| Problem to solve |
Return the material unaltered, line by line.

| Recorded information |

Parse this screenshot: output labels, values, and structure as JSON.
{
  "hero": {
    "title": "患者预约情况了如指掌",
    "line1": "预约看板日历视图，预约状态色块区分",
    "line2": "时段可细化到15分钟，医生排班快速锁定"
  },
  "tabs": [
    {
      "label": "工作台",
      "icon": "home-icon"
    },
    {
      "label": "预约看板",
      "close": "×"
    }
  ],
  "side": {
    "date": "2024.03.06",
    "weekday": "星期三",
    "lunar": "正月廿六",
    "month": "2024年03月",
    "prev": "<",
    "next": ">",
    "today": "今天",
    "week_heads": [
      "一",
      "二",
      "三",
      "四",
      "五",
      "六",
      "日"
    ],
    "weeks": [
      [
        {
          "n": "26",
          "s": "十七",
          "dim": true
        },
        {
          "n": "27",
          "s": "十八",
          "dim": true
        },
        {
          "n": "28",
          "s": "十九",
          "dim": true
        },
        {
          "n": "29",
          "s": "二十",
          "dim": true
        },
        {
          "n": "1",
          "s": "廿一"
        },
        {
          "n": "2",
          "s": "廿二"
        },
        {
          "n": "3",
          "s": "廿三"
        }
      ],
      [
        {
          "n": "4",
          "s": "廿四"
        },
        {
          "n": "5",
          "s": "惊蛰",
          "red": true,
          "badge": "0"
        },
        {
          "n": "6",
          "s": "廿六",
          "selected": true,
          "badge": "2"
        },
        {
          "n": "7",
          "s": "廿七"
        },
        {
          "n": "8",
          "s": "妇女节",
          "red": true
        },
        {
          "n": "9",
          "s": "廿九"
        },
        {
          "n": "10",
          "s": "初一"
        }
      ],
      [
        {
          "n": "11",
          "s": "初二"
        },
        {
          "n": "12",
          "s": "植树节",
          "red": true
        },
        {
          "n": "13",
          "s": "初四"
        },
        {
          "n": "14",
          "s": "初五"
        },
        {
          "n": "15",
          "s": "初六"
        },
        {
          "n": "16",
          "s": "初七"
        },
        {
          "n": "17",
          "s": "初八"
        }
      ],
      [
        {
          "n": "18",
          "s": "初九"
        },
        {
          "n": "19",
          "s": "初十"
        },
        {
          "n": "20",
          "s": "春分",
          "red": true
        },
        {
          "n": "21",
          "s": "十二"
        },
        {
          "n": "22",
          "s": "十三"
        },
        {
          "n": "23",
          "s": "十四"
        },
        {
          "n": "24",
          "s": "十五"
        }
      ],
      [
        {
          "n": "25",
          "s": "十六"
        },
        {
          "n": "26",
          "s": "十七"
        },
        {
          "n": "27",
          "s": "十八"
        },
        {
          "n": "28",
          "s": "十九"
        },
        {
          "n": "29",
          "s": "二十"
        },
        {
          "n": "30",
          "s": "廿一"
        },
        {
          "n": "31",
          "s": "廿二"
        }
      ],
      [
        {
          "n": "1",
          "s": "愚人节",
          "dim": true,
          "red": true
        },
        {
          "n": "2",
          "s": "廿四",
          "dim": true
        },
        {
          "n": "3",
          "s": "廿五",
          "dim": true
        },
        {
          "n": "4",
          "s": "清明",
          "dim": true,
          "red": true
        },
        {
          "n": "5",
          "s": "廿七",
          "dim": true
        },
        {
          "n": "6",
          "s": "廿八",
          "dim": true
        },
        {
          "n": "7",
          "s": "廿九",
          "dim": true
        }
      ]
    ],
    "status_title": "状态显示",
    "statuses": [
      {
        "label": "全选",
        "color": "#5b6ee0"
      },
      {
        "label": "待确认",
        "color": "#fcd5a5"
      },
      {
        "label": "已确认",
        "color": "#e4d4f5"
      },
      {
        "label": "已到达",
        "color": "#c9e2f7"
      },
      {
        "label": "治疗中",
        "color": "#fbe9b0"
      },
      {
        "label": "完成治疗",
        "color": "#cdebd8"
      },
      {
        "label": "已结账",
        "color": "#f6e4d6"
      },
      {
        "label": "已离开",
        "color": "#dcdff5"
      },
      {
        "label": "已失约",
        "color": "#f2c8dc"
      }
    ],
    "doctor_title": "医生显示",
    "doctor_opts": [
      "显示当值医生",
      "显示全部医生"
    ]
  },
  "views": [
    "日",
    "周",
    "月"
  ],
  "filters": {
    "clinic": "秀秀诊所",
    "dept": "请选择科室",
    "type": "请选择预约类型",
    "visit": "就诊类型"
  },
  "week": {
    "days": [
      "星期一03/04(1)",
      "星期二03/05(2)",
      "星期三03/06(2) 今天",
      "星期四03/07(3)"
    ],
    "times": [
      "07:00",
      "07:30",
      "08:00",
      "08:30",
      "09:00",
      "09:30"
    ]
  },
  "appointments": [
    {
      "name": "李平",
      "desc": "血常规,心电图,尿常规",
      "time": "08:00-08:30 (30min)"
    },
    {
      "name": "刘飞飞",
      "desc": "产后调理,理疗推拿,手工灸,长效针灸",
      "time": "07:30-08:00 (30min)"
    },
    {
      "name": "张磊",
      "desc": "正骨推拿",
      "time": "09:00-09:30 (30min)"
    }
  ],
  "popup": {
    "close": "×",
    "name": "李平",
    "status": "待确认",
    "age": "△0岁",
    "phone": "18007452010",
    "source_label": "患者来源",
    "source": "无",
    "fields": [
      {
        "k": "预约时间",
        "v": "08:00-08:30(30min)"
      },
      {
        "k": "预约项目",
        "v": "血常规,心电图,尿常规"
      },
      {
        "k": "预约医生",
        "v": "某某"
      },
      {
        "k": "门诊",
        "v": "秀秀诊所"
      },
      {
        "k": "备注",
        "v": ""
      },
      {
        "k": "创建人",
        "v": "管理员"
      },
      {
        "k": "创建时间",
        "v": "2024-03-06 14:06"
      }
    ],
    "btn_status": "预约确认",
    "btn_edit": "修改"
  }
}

| Task answer |
Parse this screenshot: output labels, values, and structure as JSON.
{
  "hero": {
    "title": "患者预约情况了如指掌",
    "line1": "预约看板日历视图，预约状态色块区分",
    "line2": "时段可细化到15分钟，医生排班快速锁定"
  },
  "tabs": [
    {
      "label": "工作台",
      "icon": "home-icon"
    },
    {
      "label": "预约看板",
      "close": "×"
    }
  ],
  "side": {
    "date": "2024.03.06",
    "weekday": "星期三",
    "lunar": "正月廿六",
    "month": "2024年03月",
    "prev": "<",
    "next": ">",
    "today": "今天",
    "week_heads": [
      "一",
      "二",
      "三",
      "四",
      "五",
      "六",
      "日"
    ],
    "weeks": [
      [
        {
          "n": "26",
          "s": "十七",
          "dim": true
        },
        {
          "n": "27",
          "s": "十八",
          "dim": true
        },
        {
          "n": "28",
          "s": "十九",
          "dim": true
        },
        {
          "n": "29",
          "s": "二十",
          "dim": true
        },
        {
          "n": "1",
          "s": "廿一"
        },
        {
          "n": "2",
          "s": "廿二"
        },
        {
          "n": "3",
          "s": "廿三"
        }
      ],
      [
        {
          "n": "4",
          "s": "廿四"
        },
        {
          "n": "5",
          "s": "惊蛰",
          "red": true,
          "badge": "0"
        },
        {
          "n": "6",
          "s": "廿六",
          "selected": true,
          "badge": "2"
        },
        {
          "n": "7",
          "s": "廿七"
        },
        {
          "n": "8",
          "s": "妇女节",
          "red": true
        },
        {
          "n": "9",
          "s": "廿九"
        },
        {
          "n": "10",
          "s": "初一"
        }
      ],
      [
        {
          "n": "11",
          "s": "初二"
        },
        {
          "n": "12",
          "s": "植树节",
          "red": true
        },
        {
          "n": "13",
          "s": "初四"
        },
        {
          "n": "14",
          "s": "初五"
        },
        {
          "n": "15",
          "s": "初六"
        },
        {
          "n": "16",
          "s": "初七"
        },
        {
          "n": "17",
          "s": "初八"
        }
      ],
      [
        {
          "n": "18",
          "s": "初九"
        },
        {
          "n": "19",
          "s": "初十"
        },
        {
          "n": "20",
          "s": "春分",
          "red": true
        },
        {
          "n": "21",
          "s": "十二"
        },
        {
          "n": "22",
          "s": "十三"
        },
        {
          "n": "23",
          "s": "十四"
        },
        {
          "n": "24",
          "s": "十五"
        }
      ],
      [
        {
          "n": "25",
          "s": "十六"
        },
        {
          "n": "26",
          "s": "十七"
        },
        {
          "n": "27",
          "s": "十八"
        },
        {
          "n": "28",
          "s": "十九"
        },
        {
          "n": "29",
          "s": "二十"
        },
        {
          "n": "30",
          "s": "廿一"
        },
        {
          "n": "31",
          "s": "廿二"
        }
      ],
      [
        {
          "n": "1",
          "s": "愚人节",
          "dim": true,
          "red": true
        },
        {
          "n": "2",
          "s": "廿四",
          "dim": true
        },
        {
          "n": "3",
          "s": "廿五",
          "dim": true
        },
        {
          "n": "4",
          "s": "清明",
          "dim": true,
          "red": true
        },
        {
          "n": "5",
          "s": "廿七",
          "dim": true
        },
        {
          "n": "6",
          "s": "廿八",
          "dim": true
        },
        {
          "n": "7",
          "s": "廿九",
          "dim": true
        }
      ]
    ],
    "status_title": "状态显示",
    "statuses": [
      {
        "label": "全选",
        "color": "#5b6ee0"
      },
      {
        "label": "待确认",
        "color": "#fcd5a5"
      },
      {
        "label": "已确认",
        "color": "#e4d4f5"
      },
      {
        "label": "已到达",
        "color": "#c9e2f7"
      },
      {
        "label": "治疗中",
        "color": "#fbe9b0"
      },
      {
        "label": "完成治疗",
        "color": "#cdebd8"
      },
      {
        "label": "已结账",
        "color": "#f6e4d6"
      },
      {
        "label": "已离开",
        "color": "#dcdff5"
      },
      {
        "label": "已失约",
        "color": "#f2c8dc"
      }
    ],
    "doctor_title": "医生显示",
    "doctor_opts": [
      "显示当值医生",
      "显示全部医生"
    ]
  },
  "views": [
    "日",
    "周",
    "月"
  ],
  "filters": {
    "clinic": "秀秀诊所",
    "dept": "请选择科室",
    "type": "请选择预约类型",
    "visit": "就诊类型"
  },
  "week": {
    "days": [
      "星期一03/04(1)",
      "星期二03/05(2)",
      "星期三03/06(2) 今天",
      "星期四03/07(3)"
    ],
    "times": [
      "07:00",
      "07:30",
      "08:00",
      "08:30",
      "09:00",
      "09:30"
    ]
  },
  "appointments": [
    {
      "name": "李平",
      "desc": "血常规,心电图,尿常规",
      "time": "08:00-08:30 (30min)"
    },
    {
      "name": "刘飞飞",
      "desc": "产后调理,理疗推拿,手工灸,长效针灸",
      "time": "07:30-08:00 (30min)"
    },
    {
      "name": "张磊",
      "desc": "正骨推拿",
      "time": "09:00-09:30 (30min)"
    }
  ],
  "popup": {
    "close": "×",
    "name": "李平",
    "status": "待确认",
    "age": "△0岁",
    "phone": "18007452010",
    "source_label": "患者来源",
    "source": "无",
    "fields": [
      {
        "k": "预约时间",
        "v": "08:00-08:30(30min)"
      },
      {
        "k": "预约项目",
        "v": "血常规,心电图,尿常规"
      },
      {
        "k": "预约医生",
        "v": "某某"
      },
      {
        "k": "门诊",
        "v": "秀秀诊所"
      },
      {
        "k": "备注",
        "v": ""
      },
      {
        "k": "创建人",
        "v": "管理员"
      },
      {
        "k": "创建时间",
        "v": "2024-03-06 14:06"
      }
    ],
    "btn_status": "预约确认",
    "btn_edit": "修改"
  }
}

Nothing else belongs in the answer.